‘Mapping Paris: Artists’ Studios in the 18th-Century City’
Dr Hannah Williams (Queen Mary, University of London)
Wednesday 16 November
Barber Institute Lecture Theatre
Hubert Robert, Entrance to Hubert Robert’s Studio in the Louvre, c.1779-90. Musée du Louvre. Photo: © RMN-GrandPalais (Musée du Louvre)/Thierry Le Mage. Image source: RmnGP http://www.images-art.fr
Paris is a city renowned for its artistic neighbourhoods. Images spring to mind of places like Montmartre and Montparnasse in the 19th and 20th centuries, where art practice evolved through relationships between local people in local spaces. But strikingly little is known about what came before. This paper explores the less familiar history of artists’ studios in 18th-century Paris, discovering how the ‘city of art’ was inhabited in the early modern period. Drawing from my research into artists’ social networks within the Académie Royale and also from an on-going digital mapping project, this paper investigates where Parisian artists were living between 1675 and 1793, and explores how artistic communities developed across the period. It is also concerned with the role played by the city and local neighbourhoods in artistic sociability during this period and considers the studio as a space in early modern Paris.
Hannah Williams is Leverhulme Early Career Fellow at Queen Mary University of London. She is an art historian specializing in eighteenth-century France and is the author of Académie Royale: A History in Portraits (2015). She is currently writing a book on religious art in the parish churches of Paris and working on a digital mapping project exploring the cultural geography of the Paris art world.

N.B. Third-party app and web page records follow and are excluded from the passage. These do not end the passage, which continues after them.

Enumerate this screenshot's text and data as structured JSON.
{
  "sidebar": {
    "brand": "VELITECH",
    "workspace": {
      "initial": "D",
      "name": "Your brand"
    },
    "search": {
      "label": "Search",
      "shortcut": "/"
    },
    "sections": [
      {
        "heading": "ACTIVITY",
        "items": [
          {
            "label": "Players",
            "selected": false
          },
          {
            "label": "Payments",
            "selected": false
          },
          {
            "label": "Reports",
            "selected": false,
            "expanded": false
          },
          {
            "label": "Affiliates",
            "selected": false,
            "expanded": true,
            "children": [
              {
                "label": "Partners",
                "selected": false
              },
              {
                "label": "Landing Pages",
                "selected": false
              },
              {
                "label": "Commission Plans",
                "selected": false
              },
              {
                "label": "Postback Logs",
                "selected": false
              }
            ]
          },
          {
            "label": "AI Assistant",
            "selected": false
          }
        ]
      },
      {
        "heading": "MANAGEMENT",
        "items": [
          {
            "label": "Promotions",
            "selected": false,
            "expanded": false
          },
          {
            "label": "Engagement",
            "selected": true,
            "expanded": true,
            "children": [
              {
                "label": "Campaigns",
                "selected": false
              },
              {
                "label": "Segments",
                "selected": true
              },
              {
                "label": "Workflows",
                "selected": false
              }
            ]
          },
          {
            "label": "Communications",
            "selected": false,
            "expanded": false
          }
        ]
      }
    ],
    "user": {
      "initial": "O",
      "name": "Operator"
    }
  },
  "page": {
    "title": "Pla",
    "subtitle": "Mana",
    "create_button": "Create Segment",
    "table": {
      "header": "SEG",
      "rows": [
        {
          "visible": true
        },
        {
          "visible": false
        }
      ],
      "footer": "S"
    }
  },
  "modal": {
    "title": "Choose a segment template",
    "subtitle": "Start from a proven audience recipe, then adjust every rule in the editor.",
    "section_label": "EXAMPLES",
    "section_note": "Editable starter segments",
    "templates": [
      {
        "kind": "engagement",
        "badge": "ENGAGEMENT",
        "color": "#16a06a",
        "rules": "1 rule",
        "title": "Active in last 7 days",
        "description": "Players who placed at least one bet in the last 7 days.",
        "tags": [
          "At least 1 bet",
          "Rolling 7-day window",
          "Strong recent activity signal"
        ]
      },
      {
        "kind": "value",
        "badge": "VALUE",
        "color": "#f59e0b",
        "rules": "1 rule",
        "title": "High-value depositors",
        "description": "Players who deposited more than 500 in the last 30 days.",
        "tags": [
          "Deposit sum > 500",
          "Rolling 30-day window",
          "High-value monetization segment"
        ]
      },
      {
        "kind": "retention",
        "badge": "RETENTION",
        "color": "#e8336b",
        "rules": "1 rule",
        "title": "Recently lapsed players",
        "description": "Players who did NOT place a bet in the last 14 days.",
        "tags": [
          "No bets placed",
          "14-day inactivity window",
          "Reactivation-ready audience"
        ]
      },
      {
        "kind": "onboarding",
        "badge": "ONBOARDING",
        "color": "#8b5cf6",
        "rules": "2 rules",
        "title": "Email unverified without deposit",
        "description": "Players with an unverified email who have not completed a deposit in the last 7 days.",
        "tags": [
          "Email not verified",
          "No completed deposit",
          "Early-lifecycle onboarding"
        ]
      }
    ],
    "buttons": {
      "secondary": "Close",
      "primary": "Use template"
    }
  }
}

All welcome; refreshments served
Enquiries to Sara Tarter: SET497@student.bham.ac.uk